Over the last two years, U.S. and foreign officials have noted the rise of at least three new Mali-based Islamist groups, small in number but increasingly active in cross-border operations in the region. Officials believe that one of them, the Islamic State in the Greater Sahara, was responsible for the Oct. 4 ambush.

While it is believed to have no more than 60 pledged fighters, the Sahara group is frequently supplemented by sympathetic local villagers and temporary alliances with other localized groups. Headed by Western Sahara-born Adnan Abu Walid al-Sahraoui, a veteran of an al-Qaida affiliate that was part of the 2012 violence in Mali. Although the Sahara group was recognized by the Islamic State in late 2016, officials do not believe it receives much support beyond recognition from the larger Middle East organization.

Using small arms and traveling by motorcycle across the savannah, they have staged attacks against local military forces in the tri-border area of Niger, Burkina Faso and Mali, including the part of southwest Niger where the ill-fated U.S. unit was operating at the time of the attack.

Although U.S. officials say they await the results of their own investigation, local officials in the area of the attack said that the Americans and their Nigerien partners suggested local complicity, the Voice of America reported. « The attackers, the bandits and the terrorists have never lacked for accomplices among the local populations, » Tongo-Tongo mayor Almou Hassane told VOA’s French-to-Africa service by telephone.

VOA said that the village chief, Mounkaila Alassane, had been arrested by Nigerien authorities since the attack.

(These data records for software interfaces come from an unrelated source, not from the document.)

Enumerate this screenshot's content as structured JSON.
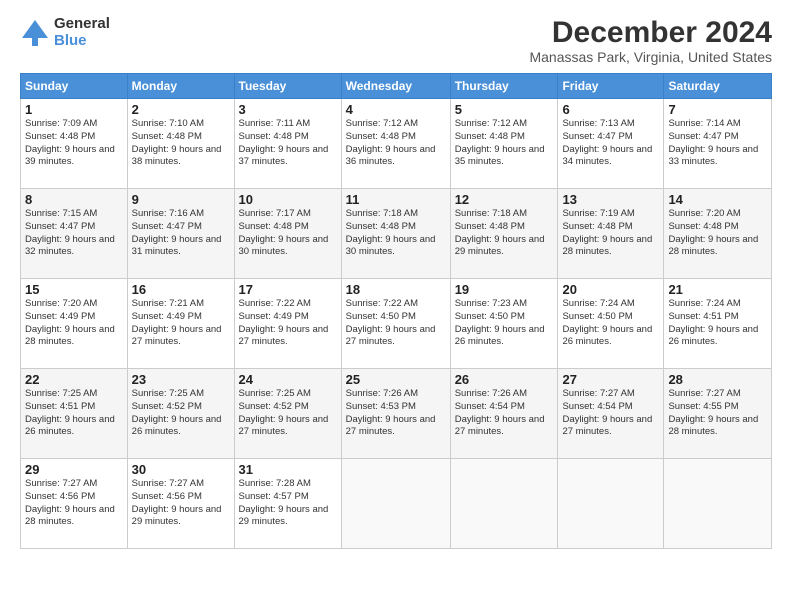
{
  "logo": {
    "general": "General",
    "blue": "Blue"
  },
  "title": "December 2024",
  "location": "Manassas Park, Virginia, United States",
  "headers": [
    "Sunday",
    "Monday",
    "Tuesday",
    "Wednesday",
    "Thursday",
    "Friday",
    "Saturday"
  ],
  "weeks": [
    [
      {
        "day": "1",
        "sunrise": "Sunrise: 7:09 AM",
        "sunset": "Sunset: 4:48 PM",
        "daylight": "Daylight: 9 hours and 39 minutes."
      },
      {
        "day": "2",
        "sunrise": "Sunrise: 7:10 AM",
        "sunset": "Sunset: 4:48 PM",
        "daylight": "Daylight: 9 hours and 38 minutes."
      },
      {
        "day": "3",
        "sunrise": "Sunrise: 7:11 AM",
        "sunset": "Sunset: 4:48 PM",
        "daylight": "Daylight: 9 hours and 37 minutes."
      },
      {
        "day": "4",
        "sunrise": "Sunrise: 7:12 AM",
        "sunset": "Sunset: 4:48 PM",
        "daylight": "Daylight: 9 hours and 36 minutes."
      },
      {
        "day": "5",
        "sunrise": "Sunrise: 7:12 AM",
        "sunset": "Sunset: 4:48 PM",
        "daylight": "Daylight: 9 hours and 35 minutes."
      },
      {
        "day": "6",
        "sunrise": "Sunrise: 7:13 AM",
        "sunset": "Sunset: 4:47 PM",
        "daylight": "Daylight: 9 hours and 34 minutes."
      },
      {
        "day": "7",
        "sunrise": "Sunrise: 7:14 AM",
        "sunset": "Sunset: 4:47 PM",
        "daylight": "Daylight: 9 hours and 33 minutes."
      }
    ],
    [
      {
        "day": "8",
        "sunrise": "Sunrise: 7:15 AM",
        "sunset": "Sunset: 4:47 PM",
        "daylight": "Daylight: 9 hours and 32 minutes."
      },
      {
        "day": "9",
        "sunrise": "Sunrise: 7:16 AM",
        "sunset": "Sunset: 4:47 PM",
        "daylight": "Daylight: 9 hours and 31 minutes."
      },
      {
        "day": "10",
        "sunrise": "Sunrise: 7:17 AM",
        "sunset": "Sunset: 4:48 PM",
        "daylight": "Daylight: 9 hours and 30 minutes."
      },
      {
        "day": "11",
        "sunrise": "Sunrise: 7:18 AM",
        "sunset": "Sunset: 4:48 PM",
        "daylight": "Daylight: 9 hours and 30 minutes."
      },
      {
        "day": "12",
        "sunrise": "Sunrise: 7:18 AM",
        "sunset": "Sunset: 4:48 PM",
        "daylight": "Daylight: 9 hours and 29 minutes."
      },
      {
        "day": "13",
        "sunrise": "Sunrise: 7:19 AM",
        "sunset": "Sunset: 4:48 PM",
        "daylight": "Daylight: 9 hours and 28 minutes."
      },
      {
        "day": "14",
        "sunrise": "Sunrise: 7:20 AM",
        "sunset": "Sunset: 4:48 PM",
        "daylight": "Daylight: 9 hours and 28 minutes."
      }
    ],
    [
      {
        "day": "15",
        "sunrise": "Sunrise: 7:20 AM",
        "sunset": "Sunset: 4:49 PM",
        "daylight": "Daylight: 9 hours and 28 minutes."
      },
      {
        "day": "16",
        "sunrise": "Sunrise: 7:21 AM",
        "sunset": "Sunset: 4:49 PM",
        "daylight": "Daylight: 9 hours and 27 minutes."
      },
      {
        "day": "17",
        "sunrise": "Sunrise: 7:22 AM",
        "sunset": "Sunset: 4:49 PM",
        "daylight": "Daylight: 9 hours and 27 minutes."
      },
      {
        "day": "18",
        "sunrise": "Sunrise: 7:22 AM",
        "sunset": "Sunset: 4:50 PM",
        "daylight": "Daylight: 9 hours and 27 minutes."
      },
      {
        "day": "19",
        "sunrise": "Sunrise: 7:23 AM",
        "sunset": "Sunset: 4:50 PM",
        "daylight": "Daylight: 9 hours and 26 minutes."
      },
      {
        "day": "20",
        "sunrise": "Sunrise: 7:24 AM",
        "sunset": "Sunset: 4:50 PM",
        "daylight": "Daylight: 9 hours and 26 minutes."
      },
      {
        "day": "21",
        "sunrise": "Sunrise: 7:24 AM",
        "sunset": "Sunset: 4:51 PM",
        "daylight": "Daylight: 9 hours and 26 minutes."
      }
    ],
    [
      {
        "day": "22",
        "sunrise": "Sunrise: 7:25 AM",
        "sunset": "Sunset: 4:51 PM",
        "daylight": "Daylight: 9 hours and 26 minutes."
      },
      {
        "day": "23",
        "sunrise": "Sunrise: 7:25 AM",
        "sunset": "Sunset: 4:52 PM",
        "daylight": "Daylight: 9 hours and 26 minutes."
      },
      {
        "day": "24",
        "sunrise": "Sunrise: 7:25 AM",
        "sunset": "Sunset: 4:52 PM",
        "daylight": "Daylight: 9 hours and 27 minutes."
      },
      {
        "day": "25",
        "sunrise": "Sunrise: 7:26 AM",
        "sunset": "Sunset: 4:53 PM",
        "daylight": "Daylight: 9 hours and 27 minutes."
      },
      {
        "day": "26",
        "sunrise": "Sunrise: 7:26 AM",
        "sunset": "Sunset: 4:54 PM",
        "daylight": "Daylight: 9 hours and 27 minutes."
      },
      {
        "day": "27",
        "sunrise": "Sunrise: 7:27 AM",
        "sunset": "Sunset: 4:54 PM",
        "daylight": "Daylight: 9 hours and 27 minutes."
      },
      {
        "day": "28",
        "sunrise": "Sunrise: 7:27 AM",
        "sunset": "Sunset: 4:55 PM",
        "daylight": "Daylight: 9 hours and 28 minutes."
      }
    ],
    [
      {
        "day": "29",
        "sunrise": "Sunrise: 7:27 AM",
        "sunset": "Sunset: 4:56 PM",
        "daylight": "Daylight: 9 hours and 28 minutes."
      },
      {
        "day": "30",
        "sunrise": "Sunrise: 7:27 AM",
        "sunset": "Sunset: 4:56 PM",
        "daylight": "Daylight: 9 hours and 29 minutes."
      },
      {
        "day": "31",
        "sunrise": "Sunrise: 7:28 AM",
        "sunset": "Sunset: 4:57 PM",
        "daylight": "Daylight: 9 hours and 29 minutes."
      },
      null,
      null,
      null,
      null
    ]
  ]
}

The Sahara group fighters usually flee across a neighboring border following attacks, where local forces cannot pursue them. France and the United Nations, along with the African Union, have backed formation by the five Sahel governments of a cross-border counterterrorism force with direct action authority. The United States is still considering whether and how to contribute to financial and other support for the group.

Strars & Stripes –  GREG JAFFE AND KAREN DEYOUNG | The Washington | Published: October 25, 2017

Niger / US : Military brass: Public needs info on Niger Operation

WASHINGTON — The nation’s top military officer said Gold Star family members and the American public are owed more information about the deadly ambush in Niger that left four soldiers dead and two wounded, as President Trump kept up a war of words over his call to the family of one of the fallen. Continuer à lire … « Niger / US : Military brass: Public needs info on Niger Operation »

Niger – Two tops senators didn’t know there are 1,000 American Troops in Niger

Senate Minority Leader Chuck Schumer and Republican South Carolina Sen. Lindsey Graham both said Sunday in appearances on “Meet The Press” that they didn’t know there are 1,000 troops in Niger.

News broke recently of four American special operators dying in an ambush in the African nation. Details of their mission are scant, and the Pentagon, while investigating, has been slow to release information.

Graham, a war hawk, was defending the usage of a 2001 Authorization of Military Force to justify the American presence in Niger. American troops are there to support the local fight against Islamist militants.

“I’m arguing that the current authorization as long as it’s related to radical Islam is enough. But here’s — the military determines who the threats are, they come up with the engagement policy and if we don’t like what the military does, we can defund the operation. But I didn’t know there was a thousand troops in Niger,” Graham said.

Later on Meet the Press, Schumer was asked whether he also didn’t know about the extent of the American presence in Niger, and he replied, “No, I did not.”

Unlike Graham, Schumer expressed doubt about the continued usage of the AUMF passed after the 9/11 attacks.

“We’re on an AUMF that extends uh 16 years, from right after we were attacked at the World Trade Center. So I would be for reexamining it,” the top Democratic senator said. “Absolutely. There’s no easy answer, but we should look at it.”

Source : The Daily Caller (Alex Pfeiffer)